Welcome to Wenda Qin's web page



I am a first year PhD student in the Department of Computer Science at Boston University. I gained my Bachelor of Engineering degree in South China University of Technology in 2016 and I got my master degree in 2018 in Boston University. My main research interest is computer vision. Machine learning is also one of my interest areas since it has great influence on computer vision nowadays and it is powerful and helpful in solving computer vision problems. My major of undergraduate is software engineering and I have interneship experience in software company. So I am also a student familiar with IT project management and practical software development.
In addition to computer science, I am a big fan of history and culture both in Asia and the western world. I have completed a history class of Medieval England in Boston University and wrote a research report about the diet of people in Medieval England. (Take a look!)

Research Work

I work with Professor Margrit Betke in Boston University and Dr. Randa Elanwar in Electronics Research Institute, Egpyt and held a layout analysis competition of the BCE-Arabic benchmarking dataset on the 2nd IEEE International Workshop on Arabic and derived Script Analysis and Recognition (ASAR 2018). in 2018. Here's the webpage if you are interested.

Previously, we are doing research on the layout analysis of Arabic document images. Arabic document is the less-focused type of documents comparing to those most popular languages like Chinese and English. They are different from other languages. For example, characteristics will be combined with each other in a word. So you will see a lot of lines and dots in Arabics. Many races like Persian and Arabs are using Arabics while they are using it in different ways.

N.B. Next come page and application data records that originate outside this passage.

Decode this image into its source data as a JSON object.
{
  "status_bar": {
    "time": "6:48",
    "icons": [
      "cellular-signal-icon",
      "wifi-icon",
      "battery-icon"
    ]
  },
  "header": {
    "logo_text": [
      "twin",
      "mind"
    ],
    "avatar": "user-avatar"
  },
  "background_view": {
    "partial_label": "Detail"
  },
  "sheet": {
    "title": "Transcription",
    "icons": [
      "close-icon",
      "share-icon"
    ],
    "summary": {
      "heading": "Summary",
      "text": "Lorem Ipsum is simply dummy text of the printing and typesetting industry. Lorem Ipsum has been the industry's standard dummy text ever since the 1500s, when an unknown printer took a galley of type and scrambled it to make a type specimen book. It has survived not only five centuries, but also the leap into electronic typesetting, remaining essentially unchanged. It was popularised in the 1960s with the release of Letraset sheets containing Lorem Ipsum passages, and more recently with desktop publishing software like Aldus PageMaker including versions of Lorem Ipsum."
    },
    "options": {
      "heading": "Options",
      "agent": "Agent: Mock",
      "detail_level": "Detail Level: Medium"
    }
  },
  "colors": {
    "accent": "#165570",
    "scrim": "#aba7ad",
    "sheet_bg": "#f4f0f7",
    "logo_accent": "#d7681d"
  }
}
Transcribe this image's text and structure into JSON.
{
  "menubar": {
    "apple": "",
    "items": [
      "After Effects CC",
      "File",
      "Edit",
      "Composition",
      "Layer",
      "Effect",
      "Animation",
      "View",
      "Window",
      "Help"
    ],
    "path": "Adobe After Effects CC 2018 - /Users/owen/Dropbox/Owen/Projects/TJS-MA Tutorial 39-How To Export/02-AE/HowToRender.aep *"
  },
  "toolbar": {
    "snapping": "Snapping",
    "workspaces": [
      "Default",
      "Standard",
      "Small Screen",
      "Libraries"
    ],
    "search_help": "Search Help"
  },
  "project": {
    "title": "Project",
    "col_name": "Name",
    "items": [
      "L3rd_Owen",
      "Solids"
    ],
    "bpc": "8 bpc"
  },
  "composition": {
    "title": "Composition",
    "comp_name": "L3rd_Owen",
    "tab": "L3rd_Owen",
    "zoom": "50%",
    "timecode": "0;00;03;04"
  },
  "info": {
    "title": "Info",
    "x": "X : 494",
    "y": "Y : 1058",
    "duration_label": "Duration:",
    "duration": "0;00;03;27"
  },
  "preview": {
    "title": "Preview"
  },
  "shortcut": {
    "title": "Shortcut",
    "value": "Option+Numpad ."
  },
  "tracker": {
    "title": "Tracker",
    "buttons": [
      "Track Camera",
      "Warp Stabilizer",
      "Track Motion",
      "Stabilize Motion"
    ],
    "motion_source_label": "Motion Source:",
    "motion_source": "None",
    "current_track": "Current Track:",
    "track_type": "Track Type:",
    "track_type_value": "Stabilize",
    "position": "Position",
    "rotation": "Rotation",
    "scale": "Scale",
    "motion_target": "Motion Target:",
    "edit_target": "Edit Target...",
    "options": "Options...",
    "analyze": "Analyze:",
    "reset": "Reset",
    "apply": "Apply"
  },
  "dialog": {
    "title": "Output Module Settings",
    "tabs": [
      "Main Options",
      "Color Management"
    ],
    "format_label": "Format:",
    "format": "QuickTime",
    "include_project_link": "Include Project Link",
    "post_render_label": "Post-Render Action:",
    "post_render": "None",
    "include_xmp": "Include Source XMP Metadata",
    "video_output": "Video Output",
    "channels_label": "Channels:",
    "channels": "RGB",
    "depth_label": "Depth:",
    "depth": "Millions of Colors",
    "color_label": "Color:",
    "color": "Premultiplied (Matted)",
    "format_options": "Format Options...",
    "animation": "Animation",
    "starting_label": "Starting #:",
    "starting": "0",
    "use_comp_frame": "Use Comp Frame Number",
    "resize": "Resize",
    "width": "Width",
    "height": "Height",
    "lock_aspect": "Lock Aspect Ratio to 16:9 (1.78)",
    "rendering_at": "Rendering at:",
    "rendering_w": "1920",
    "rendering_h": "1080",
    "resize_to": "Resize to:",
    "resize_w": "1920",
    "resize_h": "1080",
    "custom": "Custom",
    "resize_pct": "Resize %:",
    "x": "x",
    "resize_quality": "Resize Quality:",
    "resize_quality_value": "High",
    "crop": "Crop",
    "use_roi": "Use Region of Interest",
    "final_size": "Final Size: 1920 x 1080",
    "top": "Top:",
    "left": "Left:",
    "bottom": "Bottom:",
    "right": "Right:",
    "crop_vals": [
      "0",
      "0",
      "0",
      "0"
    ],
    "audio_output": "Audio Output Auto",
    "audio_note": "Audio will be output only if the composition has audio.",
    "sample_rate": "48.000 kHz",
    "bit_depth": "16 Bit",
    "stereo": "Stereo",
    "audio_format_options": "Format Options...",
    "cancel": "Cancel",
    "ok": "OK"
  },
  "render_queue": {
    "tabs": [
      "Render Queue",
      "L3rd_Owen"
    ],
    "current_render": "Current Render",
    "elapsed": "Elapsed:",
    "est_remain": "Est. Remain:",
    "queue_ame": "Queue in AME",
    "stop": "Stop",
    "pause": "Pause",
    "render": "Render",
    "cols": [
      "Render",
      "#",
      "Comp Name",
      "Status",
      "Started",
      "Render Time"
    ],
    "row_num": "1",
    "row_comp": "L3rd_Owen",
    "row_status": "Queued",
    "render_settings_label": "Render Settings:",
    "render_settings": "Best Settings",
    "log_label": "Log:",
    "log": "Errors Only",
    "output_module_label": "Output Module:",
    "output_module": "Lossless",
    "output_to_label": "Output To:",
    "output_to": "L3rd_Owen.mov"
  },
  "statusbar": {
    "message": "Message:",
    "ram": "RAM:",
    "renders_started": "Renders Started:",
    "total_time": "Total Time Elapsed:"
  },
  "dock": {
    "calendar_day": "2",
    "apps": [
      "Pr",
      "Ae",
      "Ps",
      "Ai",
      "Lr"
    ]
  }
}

Also, they are written from right to left and the decoration of the pages is usually very fancy and thus sometimes causes trouble in distinguishing them with texts. To overcome the difficulties, basic vision techniques can be used to pre-processed the image to get rid of the noise and irrelevant objects in the image. Learning techniques like SVM and neural network can be implemented to capture the characteristics of Arabics and thus recognize the text and image areas on the image. The logical functionalities of different text areas can be classified based on their position, sizes and intensity pattern. The automation of analysing Arabic documents has great values in bringing conveniences to the people using Arabics and especially for the disabled. In addition, it provides a possibility to make it easier for people all over the world to understand the beautiful Arabic culture from its modern and ancient documents.

( The left image is a raw Arabic document image, the image in the right is the classification result of the logical layout of the left image processed by our developed system, such as title, caption, picture, paragraph and page number. )

I am currently working on creating new Arabic document images dataset used for physical and logical layout analysis using crowd sourcing platform Figure-Eight. We hope to create a more challenging dataset for document images written in Arabic with more versatile layout and different scan quality.

( A self-developed tool for combining, comparing different worker's labeling results on the same image and output them in XML format)

I am also working with an inter-discipline team both in Boston University and University of Zambia which focuses on creating child health information based on ear recognition with ear images taken in laboratory context.


Qin, Wenda, Randa Elanwar, and Margrit Betke. "LABA: Logical Layout Analysis of Book Page Images in Arabic Using Multiple Support Vector Machines." 2018 IEEE 2nd International Workshop on Arabic and Derived Script Analysis and Recognition (ASAR). IEEE, 2018.
Elanwar, Randa, Wenda Qin, and Margrit Betke. "Making scanned Arabic documents machine accessible using an ensemble of SVM classifiers." International Journal on Document Analysis and Recognition (IJDAR) 21.1-2 (2018): 59-75.